Currently channelled practice is confined to popular consultants who have established themselves in the private hospitals in the main cities. As a result, it is not easy for newly qualified consultants to enter this lucrative field even if they have excellent skills. The proposed system is expected to create new opportunities through the state hospitals and therefore likely to receive the support of young doctors who have qualified as consultants recently.
It will also create new opportunities for nurses, paramedics and other employees to make extra income by way of overtime payments and other incentives for working after their normal duty hours. If the scheme is successfully implemented, it will also generate new income to the government which can be utilized to upgrade the existing health service.
The other advantage is that some of the costly medical devices like CT scanner and ultra sound systems can be put to good use while they are still within the guarantee period without allowing them to idle in the evenings thereby saving some money to the government.
While some have expressed reservations about this proposal the majority of the professionals connected to the health field seem to be supportive of the idea. However it is true that the implementation of such a proposal should be done in a meticulous manner so that hospital employees who are willing to work in the evenings will not neglect their duties in the morning hours.
Similarly no doctor or any other staff of the hospitals should influence patients to obtain paid services in the evenings and the decision to come in the morning or in the evening should be taken by the patients alone depending on their convenience and the need.
The possibility of sharing some of the facilities available in the private hospitals where such facilities are in shortage in the specialized surgical units of the state hospitals is another proposal that has been made. The idea is for the government to bear the relevant cost while the patient has to bear only ICU or other room charges during the immediate post-operation period until the patient is transferred back to the relevant government hospital. This method can substantially reduce the current waiting lists in places like the cardiology units.

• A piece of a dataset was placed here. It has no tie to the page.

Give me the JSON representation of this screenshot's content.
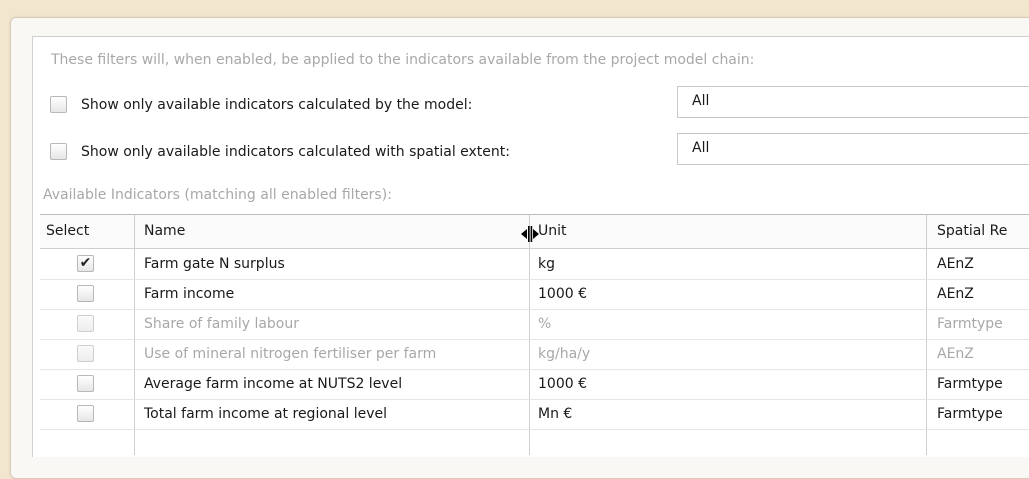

If these proposals are carefully implemented in a manner the real benefits will accrue to the deserving patients, it could be a revolutionary measure that will enable the government to modernize the health sector to suit the current needs of our country. Eventually the process can be developed as a great measure to bring down the escalating health bills of the people while the available resources can be fully utilized.